A pall of confusion hangs over the first two-thirds of Rudderless, William H. Macy’s directorial debut. The characters all seem to be hiding a significant detail about their lives, forcing the actors to perform at half-intensity, for fear that they might, in using their full emotional register, also reveal the secret. It’s natural to assume that the problem arises from a lack of depth or substance in the script, which tells the story of a father, Sam (Billy Crudup), trying to work through the death of his son in a school shooting. Two years after the tragedy, Sam has run away to live on a boat, trading his advertising job for a house-painting gig, and eschewing most forms of human interaction. But when his ex-wife brings over a box of music that their son recorded before his death, Sam teaches himself the songs and plays one at an open-mic night, after which the shy but eager Quentin (Anton Yelchin), thinking he’s happened upon a brilliant songwriter, convinces Sam to start a band.

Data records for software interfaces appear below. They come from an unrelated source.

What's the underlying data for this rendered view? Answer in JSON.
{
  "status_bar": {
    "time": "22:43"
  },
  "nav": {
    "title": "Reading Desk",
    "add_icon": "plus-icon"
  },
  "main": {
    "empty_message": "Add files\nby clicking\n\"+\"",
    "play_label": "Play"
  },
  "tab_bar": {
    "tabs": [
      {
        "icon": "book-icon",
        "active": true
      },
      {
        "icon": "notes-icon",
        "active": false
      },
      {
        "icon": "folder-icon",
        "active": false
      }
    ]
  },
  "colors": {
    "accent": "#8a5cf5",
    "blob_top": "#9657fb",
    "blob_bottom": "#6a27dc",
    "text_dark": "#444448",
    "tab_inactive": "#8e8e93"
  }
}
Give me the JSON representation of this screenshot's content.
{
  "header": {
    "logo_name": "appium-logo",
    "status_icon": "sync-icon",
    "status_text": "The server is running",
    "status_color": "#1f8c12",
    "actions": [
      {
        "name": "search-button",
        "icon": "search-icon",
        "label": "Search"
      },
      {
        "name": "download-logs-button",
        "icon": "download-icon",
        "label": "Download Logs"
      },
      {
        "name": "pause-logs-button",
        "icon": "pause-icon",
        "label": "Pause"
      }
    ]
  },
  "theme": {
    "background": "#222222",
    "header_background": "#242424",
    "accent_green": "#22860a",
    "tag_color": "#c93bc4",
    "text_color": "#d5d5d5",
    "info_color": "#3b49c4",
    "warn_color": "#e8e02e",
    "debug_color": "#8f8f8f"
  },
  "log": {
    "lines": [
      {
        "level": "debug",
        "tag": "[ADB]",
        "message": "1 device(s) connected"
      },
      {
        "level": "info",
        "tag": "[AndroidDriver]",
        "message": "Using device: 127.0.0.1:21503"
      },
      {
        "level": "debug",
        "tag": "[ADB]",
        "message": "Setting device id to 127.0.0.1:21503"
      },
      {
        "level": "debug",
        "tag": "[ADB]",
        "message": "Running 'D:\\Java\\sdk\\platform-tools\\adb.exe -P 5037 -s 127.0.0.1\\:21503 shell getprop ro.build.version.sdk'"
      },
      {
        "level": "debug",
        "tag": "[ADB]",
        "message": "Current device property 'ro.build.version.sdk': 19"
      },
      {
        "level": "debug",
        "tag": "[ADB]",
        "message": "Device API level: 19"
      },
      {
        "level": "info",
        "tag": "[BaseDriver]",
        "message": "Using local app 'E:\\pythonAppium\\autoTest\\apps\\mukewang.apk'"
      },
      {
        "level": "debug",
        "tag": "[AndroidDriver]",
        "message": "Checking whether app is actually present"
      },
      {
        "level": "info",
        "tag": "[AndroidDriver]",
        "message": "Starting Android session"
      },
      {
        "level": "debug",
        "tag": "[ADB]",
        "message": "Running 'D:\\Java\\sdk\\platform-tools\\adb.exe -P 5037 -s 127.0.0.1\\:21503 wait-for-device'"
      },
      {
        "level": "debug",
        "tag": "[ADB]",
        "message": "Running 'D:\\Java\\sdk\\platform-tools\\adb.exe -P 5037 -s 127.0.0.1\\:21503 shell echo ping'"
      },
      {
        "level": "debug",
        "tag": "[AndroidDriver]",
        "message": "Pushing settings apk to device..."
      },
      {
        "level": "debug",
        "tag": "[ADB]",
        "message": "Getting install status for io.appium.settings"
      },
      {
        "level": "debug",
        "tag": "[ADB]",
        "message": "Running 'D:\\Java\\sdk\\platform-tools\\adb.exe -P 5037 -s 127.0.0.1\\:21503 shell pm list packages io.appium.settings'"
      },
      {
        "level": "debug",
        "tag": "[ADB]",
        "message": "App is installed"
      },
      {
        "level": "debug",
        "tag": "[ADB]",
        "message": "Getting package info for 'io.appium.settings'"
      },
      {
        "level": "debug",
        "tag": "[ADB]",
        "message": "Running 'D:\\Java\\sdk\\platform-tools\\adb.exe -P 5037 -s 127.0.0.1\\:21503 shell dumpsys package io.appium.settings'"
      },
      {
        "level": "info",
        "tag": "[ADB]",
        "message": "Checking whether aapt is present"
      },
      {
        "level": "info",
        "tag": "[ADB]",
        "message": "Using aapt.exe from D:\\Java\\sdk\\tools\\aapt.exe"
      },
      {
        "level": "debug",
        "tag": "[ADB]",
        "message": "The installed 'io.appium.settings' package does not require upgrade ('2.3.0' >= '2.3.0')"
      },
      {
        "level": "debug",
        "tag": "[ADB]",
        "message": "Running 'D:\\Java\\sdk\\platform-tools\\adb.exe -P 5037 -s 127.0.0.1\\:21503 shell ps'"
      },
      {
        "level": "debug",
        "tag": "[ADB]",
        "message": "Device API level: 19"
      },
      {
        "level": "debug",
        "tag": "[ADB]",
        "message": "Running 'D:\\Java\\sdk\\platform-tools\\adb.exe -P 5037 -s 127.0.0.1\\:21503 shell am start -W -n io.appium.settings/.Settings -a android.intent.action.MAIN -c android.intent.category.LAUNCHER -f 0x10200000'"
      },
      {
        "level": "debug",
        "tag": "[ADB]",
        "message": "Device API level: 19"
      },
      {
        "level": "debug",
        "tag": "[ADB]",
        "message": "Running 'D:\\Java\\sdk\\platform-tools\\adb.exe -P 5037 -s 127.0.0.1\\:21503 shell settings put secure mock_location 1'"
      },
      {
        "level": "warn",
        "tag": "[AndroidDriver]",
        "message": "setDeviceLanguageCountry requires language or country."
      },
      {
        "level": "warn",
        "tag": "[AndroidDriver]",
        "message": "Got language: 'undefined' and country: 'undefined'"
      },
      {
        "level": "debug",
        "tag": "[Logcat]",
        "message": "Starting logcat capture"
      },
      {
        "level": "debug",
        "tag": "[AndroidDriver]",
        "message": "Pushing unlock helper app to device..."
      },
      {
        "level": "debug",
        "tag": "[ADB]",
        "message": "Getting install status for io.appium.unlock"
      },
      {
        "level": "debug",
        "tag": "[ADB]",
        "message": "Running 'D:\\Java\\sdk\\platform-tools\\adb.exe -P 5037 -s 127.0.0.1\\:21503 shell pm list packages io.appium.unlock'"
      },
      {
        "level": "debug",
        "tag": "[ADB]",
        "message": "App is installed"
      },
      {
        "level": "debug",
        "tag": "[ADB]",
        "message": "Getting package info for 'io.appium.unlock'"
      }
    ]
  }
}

Sam doesn’t disclose, however, the true writer of his songs, a decision that’s befuddling since it seems a more-than-reasonable way to honor his son’s memory years after his death. The film, in fact, shies away from any opportunity to delve into Sam’s decision, which may not seem offensive, but is certainly worth exploring. All of which makes it seem like Macy and his fellow screenwriters, Casey Twenter and Jeff Robison, have little interest in character study and are itching only to arrive at the embarrassing third-quarter reveal and fourth-quarter reconciliation. Fortunately, though, the truth for their reticence proves more compelling. Unfortunately, its disclosure is left to a third-act twist that will leave audiences to wonder if they haven’t been a bit dense the whole time. Fear not, as the true victim is the film, which unnecessarily hampers itself for over an hour for the sake of this gotcha moment before finally allowing its actors, particularly Crudup, to explore something more than generic grief.
By that point, though, the film has also settled into a heart-warming groove, pushed along largely by the music of Sam and Quentin’s poppy folk-rock band. The tone never entirely grates against the serious subject matter that Rudderless broaches, but it limits the film’s ability to dig beyond a superficial exploration. “Tread carefully,” sings Sam’s son in one of the final songs he recorded. Rudderless certainly does so, to its detriment, since the film’s premise offers a lot to mine for a director with a more intrepid approach.